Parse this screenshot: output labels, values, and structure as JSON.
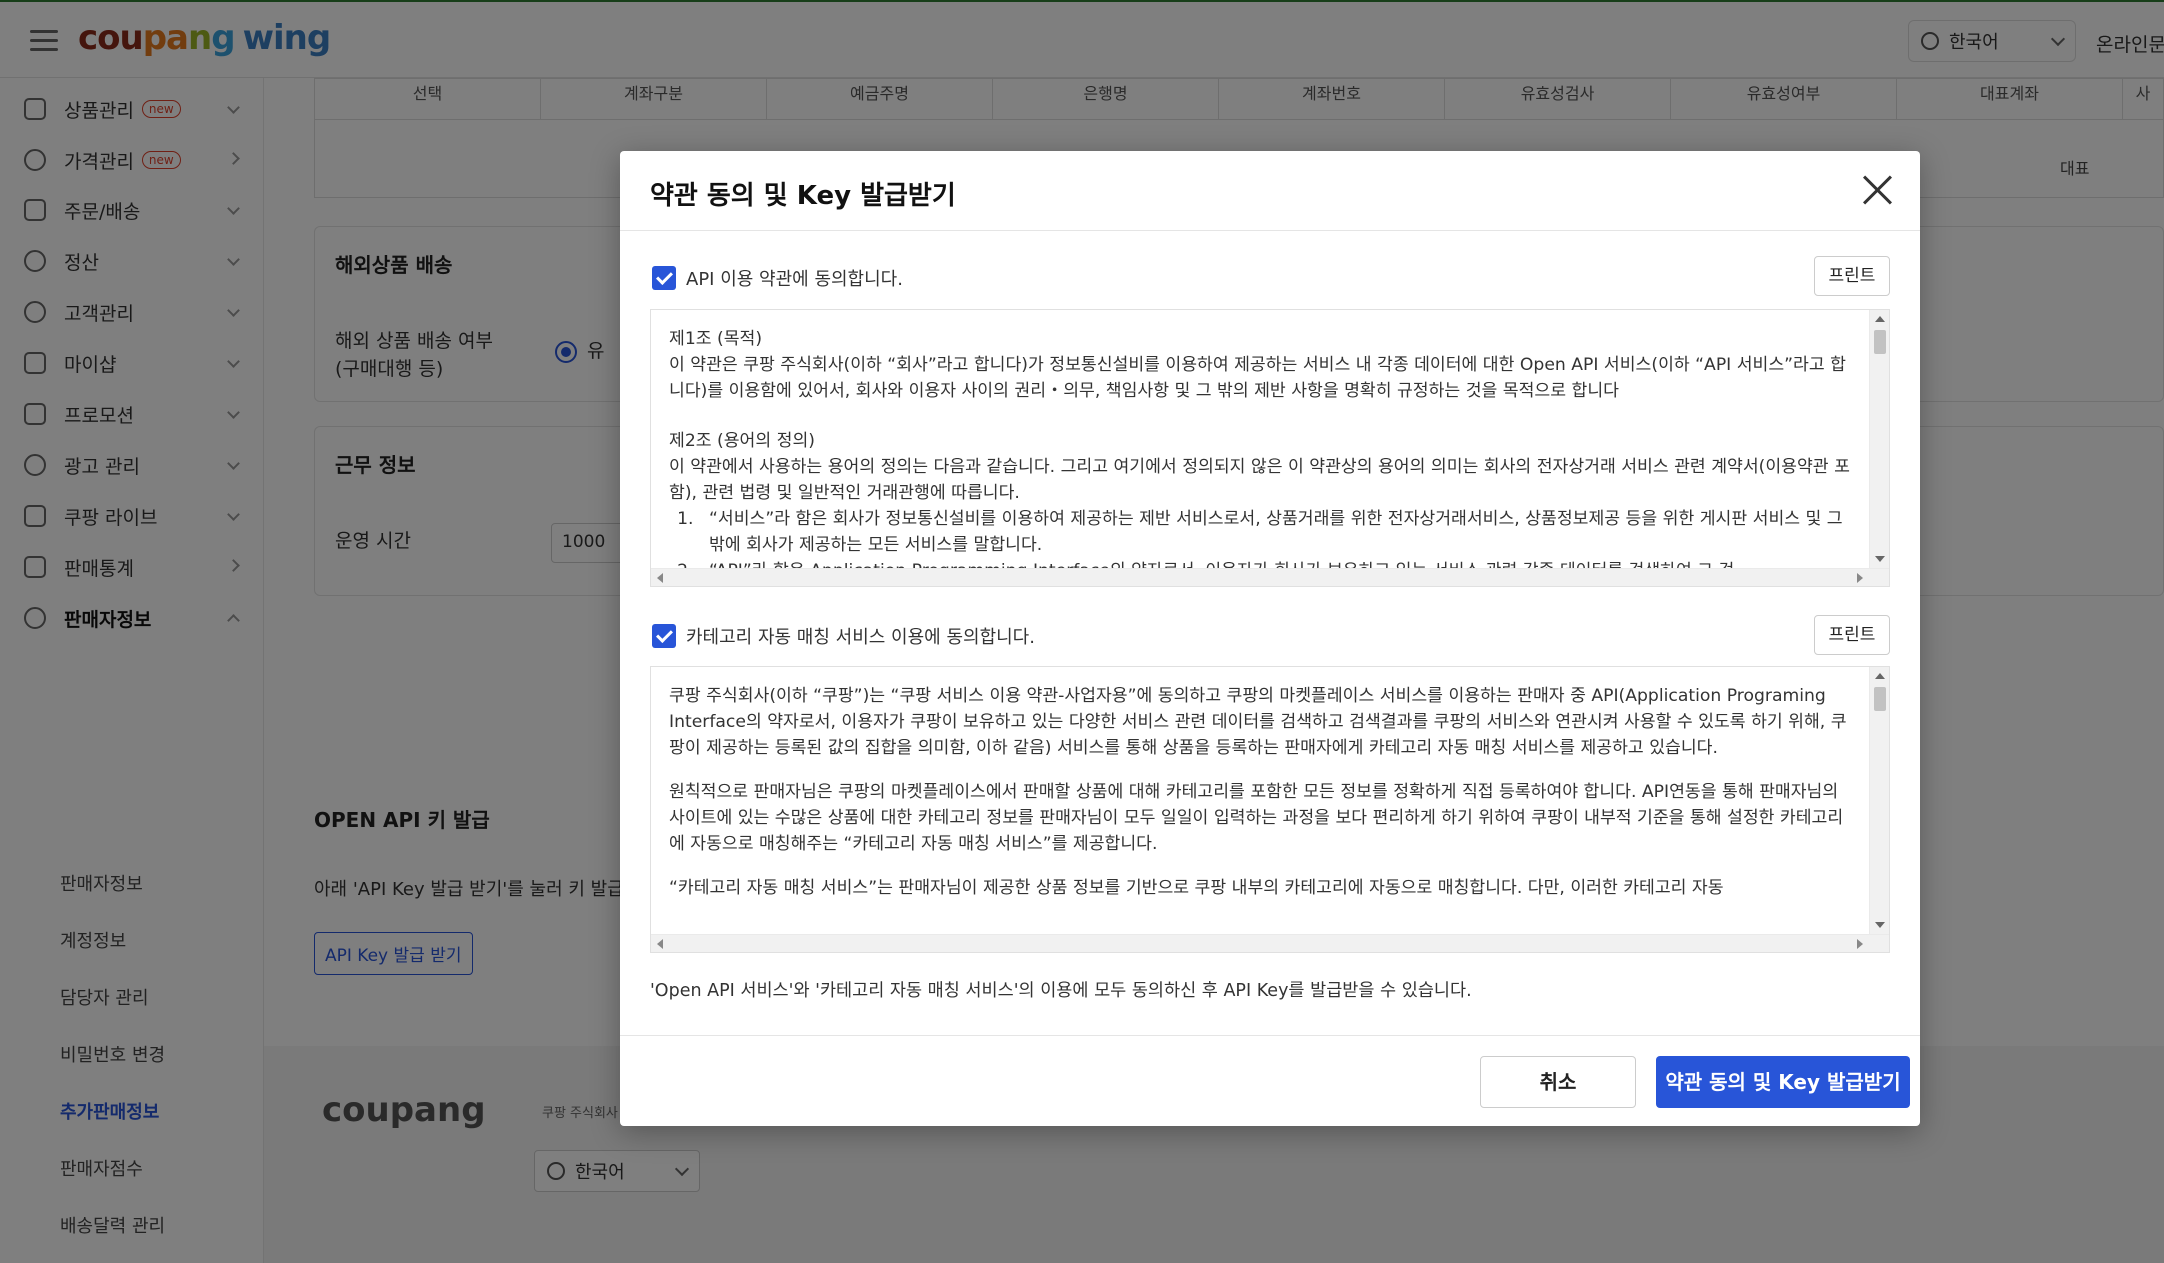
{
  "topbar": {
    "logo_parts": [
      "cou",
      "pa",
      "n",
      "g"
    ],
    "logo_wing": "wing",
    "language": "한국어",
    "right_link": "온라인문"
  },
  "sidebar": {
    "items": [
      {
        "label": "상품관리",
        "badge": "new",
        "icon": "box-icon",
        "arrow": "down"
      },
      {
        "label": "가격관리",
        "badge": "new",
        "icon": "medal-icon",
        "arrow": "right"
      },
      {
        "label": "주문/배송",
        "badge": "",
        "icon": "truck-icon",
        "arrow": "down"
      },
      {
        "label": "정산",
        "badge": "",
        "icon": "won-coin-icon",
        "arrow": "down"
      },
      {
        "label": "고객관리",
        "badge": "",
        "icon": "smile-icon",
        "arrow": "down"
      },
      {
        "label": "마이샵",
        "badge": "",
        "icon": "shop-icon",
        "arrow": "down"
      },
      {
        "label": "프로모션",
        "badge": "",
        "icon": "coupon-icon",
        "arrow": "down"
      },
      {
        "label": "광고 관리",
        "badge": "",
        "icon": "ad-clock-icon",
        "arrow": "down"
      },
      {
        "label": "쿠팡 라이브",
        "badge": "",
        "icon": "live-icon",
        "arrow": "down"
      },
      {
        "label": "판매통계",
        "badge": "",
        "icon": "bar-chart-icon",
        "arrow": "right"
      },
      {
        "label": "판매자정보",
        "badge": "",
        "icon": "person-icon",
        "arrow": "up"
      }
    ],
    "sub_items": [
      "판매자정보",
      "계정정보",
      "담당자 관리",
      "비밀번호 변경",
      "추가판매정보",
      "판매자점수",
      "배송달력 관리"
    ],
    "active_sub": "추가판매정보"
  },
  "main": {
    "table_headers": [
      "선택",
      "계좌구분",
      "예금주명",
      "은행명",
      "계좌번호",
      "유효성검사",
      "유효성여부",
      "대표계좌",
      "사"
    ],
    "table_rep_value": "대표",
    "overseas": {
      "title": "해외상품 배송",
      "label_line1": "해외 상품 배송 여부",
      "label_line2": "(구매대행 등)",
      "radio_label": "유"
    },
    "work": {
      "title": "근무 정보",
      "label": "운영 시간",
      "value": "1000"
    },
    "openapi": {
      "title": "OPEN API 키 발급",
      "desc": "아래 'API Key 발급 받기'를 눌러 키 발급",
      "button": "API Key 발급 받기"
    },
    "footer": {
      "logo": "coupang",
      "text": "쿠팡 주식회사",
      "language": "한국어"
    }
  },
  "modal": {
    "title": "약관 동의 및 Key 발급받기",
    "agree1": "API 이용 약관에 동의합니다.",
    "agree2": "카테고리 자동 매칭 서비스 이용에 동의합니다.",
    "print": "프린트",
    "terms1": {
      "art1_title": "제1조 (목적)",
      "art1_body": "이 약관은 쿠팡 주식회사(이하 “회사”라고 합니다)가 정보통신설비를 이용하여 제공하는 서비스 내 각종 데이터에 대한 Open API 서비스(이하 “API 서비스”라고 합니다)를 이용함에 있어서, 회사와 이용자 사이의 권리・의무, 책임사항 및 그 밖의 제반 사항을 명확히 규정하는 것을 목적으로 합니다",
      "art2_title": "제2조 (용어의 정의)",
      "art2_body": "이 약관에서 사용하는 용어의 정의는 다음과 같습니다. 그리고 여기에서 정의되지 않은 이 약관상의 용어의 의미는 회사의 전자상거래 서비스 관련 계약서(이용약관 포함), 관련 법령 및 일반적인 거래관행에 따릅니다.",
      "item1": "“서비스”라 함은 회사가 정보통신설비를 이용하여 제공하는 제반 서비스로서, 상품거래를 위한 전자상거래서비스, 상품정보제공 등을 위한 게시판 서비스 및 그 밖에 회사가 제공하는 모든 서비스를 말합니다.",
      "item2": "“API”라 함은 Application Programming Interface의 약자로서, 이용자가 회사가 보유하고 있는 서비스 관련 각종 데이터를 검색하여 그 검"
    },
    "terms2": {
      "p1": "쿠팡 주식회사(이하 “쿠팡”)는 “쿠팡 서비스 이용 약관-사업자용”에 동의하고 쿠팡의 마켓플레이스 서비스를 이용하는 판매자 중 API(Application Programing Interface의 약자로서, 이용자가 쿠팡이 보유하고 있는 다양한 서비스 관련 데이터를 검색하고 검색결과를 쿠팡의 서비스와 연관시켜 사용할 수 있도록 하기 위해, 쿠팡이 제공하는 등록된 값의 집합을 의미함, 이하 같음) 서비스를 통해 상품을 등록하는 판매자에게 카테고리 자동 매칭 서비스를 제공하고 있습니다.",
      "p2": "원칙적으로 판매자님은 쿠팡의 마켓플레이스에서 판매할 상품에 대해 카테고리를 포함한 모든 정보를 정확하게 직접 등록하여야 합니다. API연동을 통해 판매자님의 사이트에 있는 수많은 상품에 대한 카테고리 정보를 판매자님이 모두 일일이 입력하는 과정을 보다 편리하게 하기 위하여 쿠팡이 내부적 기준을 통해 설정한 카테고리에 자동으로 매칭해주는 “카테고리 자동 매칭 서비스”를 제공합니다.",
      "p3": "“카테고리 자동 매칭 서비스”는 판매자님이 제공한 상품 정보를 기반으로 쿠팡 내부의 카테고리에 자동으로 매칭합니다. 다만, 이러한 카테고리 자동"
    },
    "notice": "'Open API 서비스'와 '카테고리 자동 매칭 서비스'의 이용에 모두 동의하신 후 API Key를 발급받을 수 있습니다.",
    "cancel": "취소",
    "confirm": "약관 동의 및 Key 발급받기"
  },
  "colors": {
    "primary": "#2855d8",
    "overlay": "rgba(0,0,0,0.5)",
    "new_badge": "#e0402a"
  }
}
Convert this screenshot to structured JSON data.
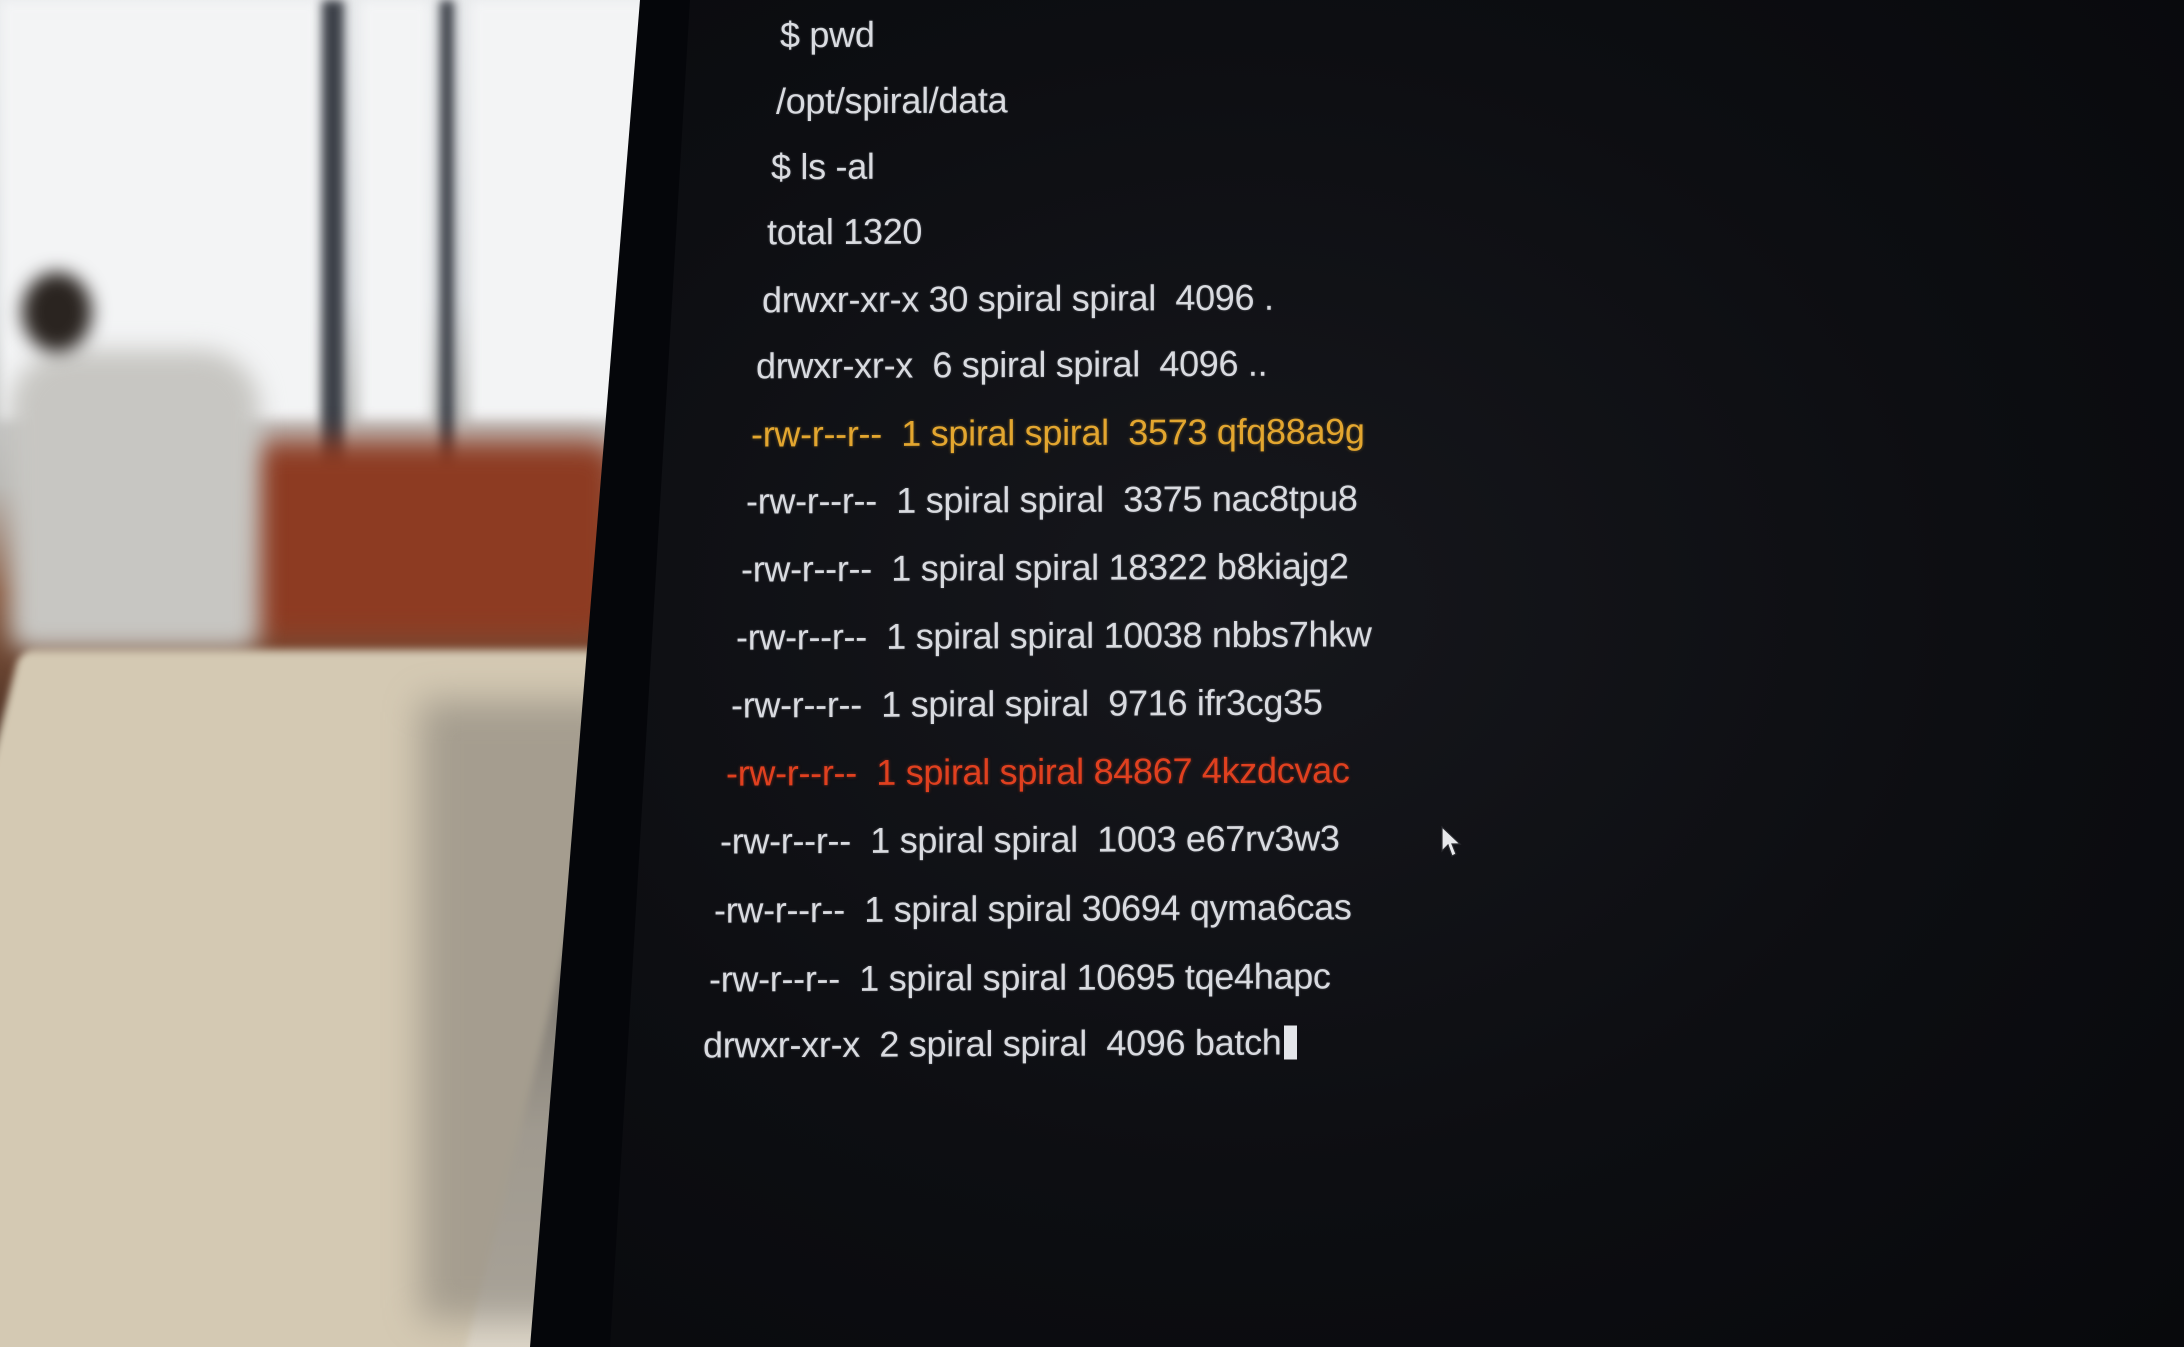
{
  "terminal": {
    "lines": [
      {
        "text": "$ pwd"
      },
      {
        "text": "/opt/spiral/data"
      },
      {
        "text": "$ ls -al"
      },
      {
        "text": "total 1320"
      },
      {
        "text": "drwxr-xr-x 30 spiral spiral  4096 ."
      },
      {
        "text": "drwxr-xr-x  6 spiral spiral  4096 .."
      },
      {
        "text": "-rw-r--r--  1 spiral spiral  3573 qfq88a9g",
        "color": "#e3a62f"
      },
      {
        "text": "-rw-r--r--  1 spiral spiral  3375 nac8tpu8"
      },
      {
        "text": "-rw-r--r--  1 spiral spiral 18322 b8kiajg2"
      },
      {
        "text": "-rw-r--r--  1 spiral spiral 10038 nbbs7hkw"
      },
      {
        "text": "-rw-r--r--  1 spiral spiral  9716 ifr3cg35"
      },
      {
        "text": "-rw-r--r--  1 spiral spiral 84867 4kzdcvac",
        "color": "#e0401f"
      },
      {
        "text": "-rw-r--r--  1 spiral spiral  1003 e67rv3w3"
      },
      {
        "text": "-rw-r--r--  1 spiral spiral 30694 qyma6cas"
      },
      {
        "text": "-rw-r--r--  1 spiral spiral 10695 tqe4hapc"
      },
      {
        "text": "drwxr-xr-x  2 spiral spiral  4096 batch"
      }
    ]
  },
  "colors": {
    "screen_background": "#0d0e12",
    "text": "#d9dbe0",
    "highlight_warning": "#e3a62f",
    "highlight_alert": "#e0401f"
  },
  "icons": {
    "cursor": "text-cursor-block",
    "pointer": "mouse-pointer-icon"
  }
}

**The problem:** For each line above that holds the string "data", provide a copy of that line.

**Solution to this task:**
Convert this screenshot to structured JSON data.
        "text": "/opt/spiral/data"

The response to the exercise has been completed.